■ **EXERCISE BRIEF**
Go through the entries below and copy each line containing the word "label".

[ENTRIES SUPPLIED — start]

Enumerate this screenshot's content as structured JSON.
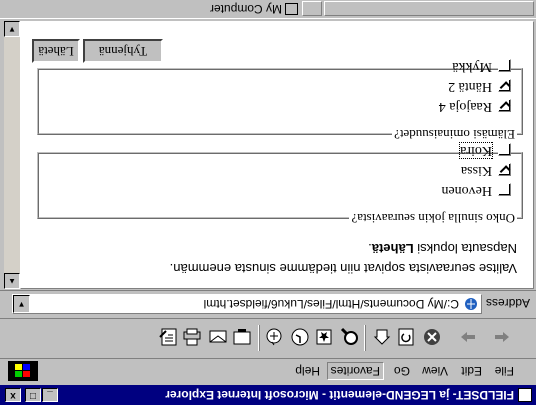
{
  "window": {
    "title": "FIELDSET- ja LEGEND-elementit - Microsoft Internet Explorer",
    "minimize": "_",
    "maximize": "□",
    "close": "x"
  },
  "menu": [
    "File",
    "Edit",
    "View",
    "Go",
    "Favorites",
    "Help"
  ],
  "toolbar_icons": [
    "back-icon",
    "forward-icon",
    "stop-icon",
    "refresh-icon",
    "home-icon",
    "search-icon",
    "favorites-icon",
    "history-icon",
    "channels-icon",
    "fullscreen-icon",
    "mail-icon",
    "print-icon",
    "edit-icon"
  ],
  "address": {
    "label": "Address",
    "value": "C:/My Documents/Html/Files/Luku6/fieldset.html"
  },
  "page": {
    "intro_line1": "Valitse seuraavista sopivat niin tiedämme sinusta enemmän.",
    "intro_line2_prefix": "Napsauta lopuksi ",
    "intro_line2_bold": "Lähetä",
    "intro_line2_suffix": ".",
    "fieldset1": {
      "legend": "Onko sinulla jokin seuraavista?",
      "options": [
        {
          "label": "Hevonen",
          "checked": false
        },
        {
          "label": "Kissa",
          "checked": true
        },
        {
          "label": "Koira",
          "checked": false
        }
      ]
    },
    "fieldset2": {
      "legend": "Elämäsi ominaisuudet?",
      "options": [
        {
          "label": "Raajoja 4",
          "checked": true
        },
        {
          "label": "Häntä 2",
          "checked": true
        },
        {
          "label": "Mykkä",
          "checked": false
        }
      ]
    },
    "buttons": {
      "submit": "Lähetä",
      "reset": "Tyhjennä"
    }
  },
  "status": {
    "zone": "My Computer"
  }
}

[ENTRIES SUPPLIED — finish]

■ **OUTPUT OF THE TASK**
    "label": "Address",
          "label": "Hevonen",
          "label": "Kissa",
          "label": "Koira",
          "label": "Raajoja 4",
          "label": "Häntä 2",
          "label": "Mykkä",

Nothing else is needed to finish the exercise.